(Beginning of Material provided)

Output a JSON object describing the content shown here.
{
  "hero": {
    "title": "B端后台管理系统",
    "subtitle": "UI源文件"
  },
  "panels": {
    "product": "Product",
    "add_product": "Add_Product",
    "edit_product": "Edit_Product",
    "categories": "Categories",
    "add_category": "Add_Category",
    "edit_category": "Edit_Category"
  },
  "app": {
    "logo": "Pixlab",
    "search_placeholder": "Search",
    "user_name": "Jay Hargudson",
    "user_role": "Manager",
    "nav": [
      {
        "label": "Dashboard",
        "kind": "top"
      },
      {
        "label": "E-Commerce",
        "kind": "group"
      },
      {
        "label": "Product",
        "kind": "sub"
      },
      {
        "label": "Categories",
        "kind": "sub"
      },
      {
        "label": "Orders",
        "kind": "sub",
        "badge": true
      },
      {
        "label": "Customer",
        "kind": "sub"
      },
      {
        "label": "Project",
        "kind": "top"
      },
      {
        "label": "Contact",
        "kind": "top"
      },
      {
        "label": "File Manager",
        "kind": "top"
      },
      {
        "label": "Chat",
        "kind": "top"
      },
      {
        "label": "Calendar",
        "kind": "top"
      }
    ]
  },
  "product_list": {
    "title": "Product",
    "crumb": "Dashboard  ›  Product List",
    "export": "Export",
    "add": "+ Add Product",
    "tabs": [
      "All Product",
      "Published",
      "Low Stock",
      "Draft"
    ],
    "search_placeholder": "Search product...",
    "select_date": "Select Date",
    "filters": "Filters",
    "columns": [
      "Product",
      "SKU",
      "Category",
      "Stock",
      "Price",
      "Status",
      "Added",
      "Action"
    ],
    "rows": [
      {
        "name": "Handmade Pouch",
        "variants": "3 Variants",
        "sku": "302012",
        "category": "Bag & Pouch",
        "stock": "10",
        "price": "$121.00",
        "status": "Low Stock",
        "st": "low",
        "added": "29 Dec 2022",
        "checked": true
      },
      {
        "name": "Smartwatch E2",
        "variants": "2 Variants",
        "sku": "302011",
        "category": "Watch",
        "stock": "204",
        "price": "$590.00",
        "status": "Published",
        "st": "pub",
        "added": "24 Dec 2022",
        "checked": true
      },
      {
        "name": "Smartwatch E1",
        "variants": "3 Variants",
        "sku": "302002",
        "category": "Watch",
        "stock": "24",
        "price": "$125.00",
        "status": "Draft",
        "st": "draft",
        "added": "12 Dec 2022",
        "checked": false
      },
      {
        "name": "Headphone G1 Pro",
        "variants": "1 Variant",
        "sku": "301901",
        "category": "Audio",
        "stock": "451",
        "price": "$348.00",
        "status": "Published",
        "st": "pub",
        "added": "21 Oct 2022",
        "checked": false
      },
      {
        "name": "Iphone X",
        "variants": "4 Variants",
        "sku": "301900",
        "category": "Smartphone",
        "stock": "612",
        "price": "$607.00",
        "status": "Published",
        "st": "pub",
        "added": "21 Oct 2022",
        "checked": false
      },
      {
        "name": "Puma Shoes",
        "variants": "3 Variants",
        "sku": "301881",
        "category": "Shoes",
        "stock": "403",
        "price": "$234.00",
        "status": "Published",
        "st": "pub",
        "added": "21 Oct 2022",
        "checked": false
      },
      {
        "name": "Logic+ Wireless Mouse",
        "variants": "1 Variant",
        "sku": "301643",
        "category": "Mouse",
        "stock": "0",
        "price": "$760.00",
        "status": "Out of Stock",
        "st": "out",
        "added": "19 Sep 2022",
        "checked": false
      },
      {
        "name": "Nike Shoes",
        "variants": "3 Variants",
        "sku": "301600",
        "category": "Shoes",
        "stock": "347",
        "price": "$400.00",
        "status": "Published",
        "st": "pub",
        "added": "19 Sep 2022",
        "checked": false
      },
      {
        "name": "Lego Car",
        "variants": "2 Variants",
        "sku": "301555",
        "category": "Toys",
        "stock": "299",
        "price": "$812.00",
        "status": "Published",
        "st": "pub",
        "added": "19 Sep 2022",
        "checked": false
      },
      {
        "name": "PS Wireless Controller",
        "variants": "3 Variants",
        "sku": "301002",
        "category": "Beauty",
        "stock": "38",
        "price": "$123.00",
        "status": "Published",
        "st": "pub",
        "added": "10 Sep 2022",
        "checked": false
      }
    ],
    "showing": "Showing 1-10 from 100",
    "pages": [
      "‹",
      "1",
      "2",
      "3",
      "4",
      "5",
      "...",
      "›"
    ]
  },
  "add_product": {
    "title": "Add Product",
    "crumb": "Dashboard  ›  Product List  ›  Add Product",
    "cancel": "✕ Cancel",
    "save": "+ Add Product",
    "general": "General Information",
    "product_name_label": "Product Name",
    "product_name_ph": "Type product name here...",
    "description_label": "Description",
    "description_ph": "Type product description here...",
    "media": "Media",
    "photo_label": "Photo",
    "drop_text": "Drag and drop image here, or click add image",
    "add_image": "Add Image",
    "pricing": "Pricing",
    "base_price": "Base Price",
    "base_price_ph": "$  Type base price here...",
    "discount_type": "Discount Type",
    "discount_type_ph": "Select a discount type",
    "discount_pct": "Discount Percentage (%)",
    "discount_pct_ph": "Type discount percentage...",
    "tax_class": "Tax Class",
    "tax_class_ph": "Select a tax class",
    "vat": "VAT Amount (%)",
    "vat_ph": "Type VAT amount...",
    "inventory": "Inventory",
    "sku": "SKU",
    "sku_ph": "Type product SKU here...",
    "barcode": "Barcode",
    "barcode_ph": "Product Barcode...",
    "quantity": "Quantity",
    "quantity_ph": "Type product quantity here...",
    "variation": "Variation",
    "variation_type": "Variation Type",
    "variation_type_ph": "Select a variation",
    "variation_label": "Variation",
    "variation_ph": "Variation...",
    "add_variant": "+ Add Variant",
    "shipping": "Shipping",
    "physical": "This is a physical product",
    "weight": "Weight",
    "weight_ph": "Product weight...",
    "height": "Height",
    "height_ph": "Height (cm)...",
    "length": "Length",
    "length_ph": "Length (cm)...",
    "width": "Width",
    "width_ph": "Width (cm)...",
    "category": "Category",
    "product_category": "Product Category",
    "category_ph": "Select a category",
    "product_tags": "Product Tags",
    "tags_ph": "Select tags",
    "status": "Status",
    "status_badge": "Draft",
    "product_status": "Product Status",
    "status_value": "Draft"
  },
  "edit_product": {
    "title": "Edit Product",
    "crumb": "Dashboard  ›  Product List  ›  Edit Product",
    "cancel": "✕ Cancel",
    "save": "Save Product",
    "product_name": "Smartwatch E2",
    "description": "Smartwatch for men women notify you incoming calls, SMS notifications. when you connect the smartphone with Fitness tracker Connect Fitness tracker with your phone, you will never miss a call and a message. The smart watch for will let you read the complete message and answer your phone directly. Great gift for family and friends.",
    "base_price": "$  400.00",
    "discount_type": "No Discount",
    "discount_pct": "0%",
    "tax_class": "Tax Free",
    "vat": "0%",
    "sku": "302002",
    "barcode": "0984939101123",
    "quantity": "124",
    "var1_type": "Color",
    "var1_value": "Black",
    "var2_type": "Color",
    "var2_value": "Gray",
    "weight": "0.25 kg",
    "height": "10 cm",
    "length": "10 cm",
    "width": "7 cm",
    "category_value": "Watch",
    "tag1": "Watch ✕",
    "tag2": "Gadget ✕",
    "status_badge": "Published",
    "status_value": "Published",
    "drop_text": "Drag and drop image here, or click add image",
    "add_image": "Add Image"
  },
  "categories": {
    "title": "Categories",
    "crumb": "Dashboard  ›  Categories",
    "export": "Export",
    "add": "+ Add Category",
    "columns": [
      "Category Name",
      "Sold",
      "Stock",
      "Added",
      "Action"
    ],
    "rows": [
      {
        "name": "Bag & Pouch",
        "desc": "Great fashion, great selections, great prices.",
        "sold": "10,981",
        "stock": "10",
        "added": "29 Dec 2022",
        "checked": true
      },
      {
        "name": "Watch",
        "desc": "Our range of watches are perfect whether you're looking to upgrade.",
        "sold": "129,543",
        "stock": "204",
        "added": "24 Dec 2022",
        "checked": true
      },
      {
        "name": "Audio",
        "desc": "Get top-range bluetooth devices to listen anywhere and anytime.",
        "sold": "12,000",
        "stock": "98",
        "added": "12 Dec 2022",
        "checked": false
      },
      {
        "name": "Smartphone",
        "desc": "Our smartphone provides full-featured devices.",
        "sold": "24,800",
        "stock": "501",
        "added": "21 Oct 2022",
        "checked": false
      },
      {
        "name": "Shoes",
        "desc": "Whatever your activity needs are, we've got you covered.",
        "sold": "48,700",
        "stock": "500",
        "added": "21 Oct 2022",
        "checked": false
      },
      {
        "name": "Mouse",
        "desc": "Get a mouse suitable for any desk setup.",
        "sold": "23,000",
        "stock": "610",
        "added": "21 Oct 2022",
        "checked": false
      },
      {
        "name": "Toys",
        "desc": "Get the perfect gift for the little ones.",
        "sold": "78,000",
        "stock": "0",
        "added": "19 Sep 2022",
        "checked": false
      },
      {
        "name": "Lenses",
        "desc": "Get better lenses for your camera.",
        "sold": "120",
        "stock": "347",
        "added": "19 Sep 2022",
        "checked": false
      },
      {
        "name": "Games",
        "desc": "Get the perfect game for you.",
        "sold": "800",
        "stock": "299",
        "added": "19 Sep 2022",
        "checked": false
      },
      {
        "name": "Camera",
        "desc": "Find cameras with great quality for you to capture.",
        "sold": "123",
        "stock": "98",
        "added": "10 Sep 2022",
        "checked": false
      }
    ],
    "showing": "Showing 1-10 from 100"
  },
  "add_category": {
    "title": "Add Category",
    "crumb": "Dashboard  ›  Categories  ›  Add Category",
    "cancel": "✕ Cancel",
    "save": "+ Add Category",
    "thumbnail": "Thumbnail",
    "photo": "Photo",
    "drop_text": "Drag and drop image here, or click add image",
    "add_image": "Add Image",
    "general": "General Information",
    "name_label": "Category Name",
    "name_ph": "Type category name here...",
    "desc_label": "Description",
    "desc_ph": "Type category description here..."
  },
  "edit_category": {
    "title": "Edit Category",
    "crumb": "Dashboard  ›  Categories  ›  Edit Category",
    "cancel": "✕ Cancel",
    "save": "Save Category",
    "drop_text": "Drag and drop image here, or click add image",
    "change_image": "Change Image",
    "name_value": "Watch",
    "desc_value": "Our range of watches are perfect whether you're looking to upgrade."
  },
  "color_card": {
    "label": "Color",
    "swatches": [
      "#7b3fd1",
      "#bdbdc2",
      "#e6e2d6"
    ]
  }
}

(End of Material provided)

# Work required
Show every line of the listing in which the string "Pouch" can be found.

# Answer area
        "name": "Handmade Pouch",
        "category": "Bag & Pouch",
        "name": "Bag & Pouch",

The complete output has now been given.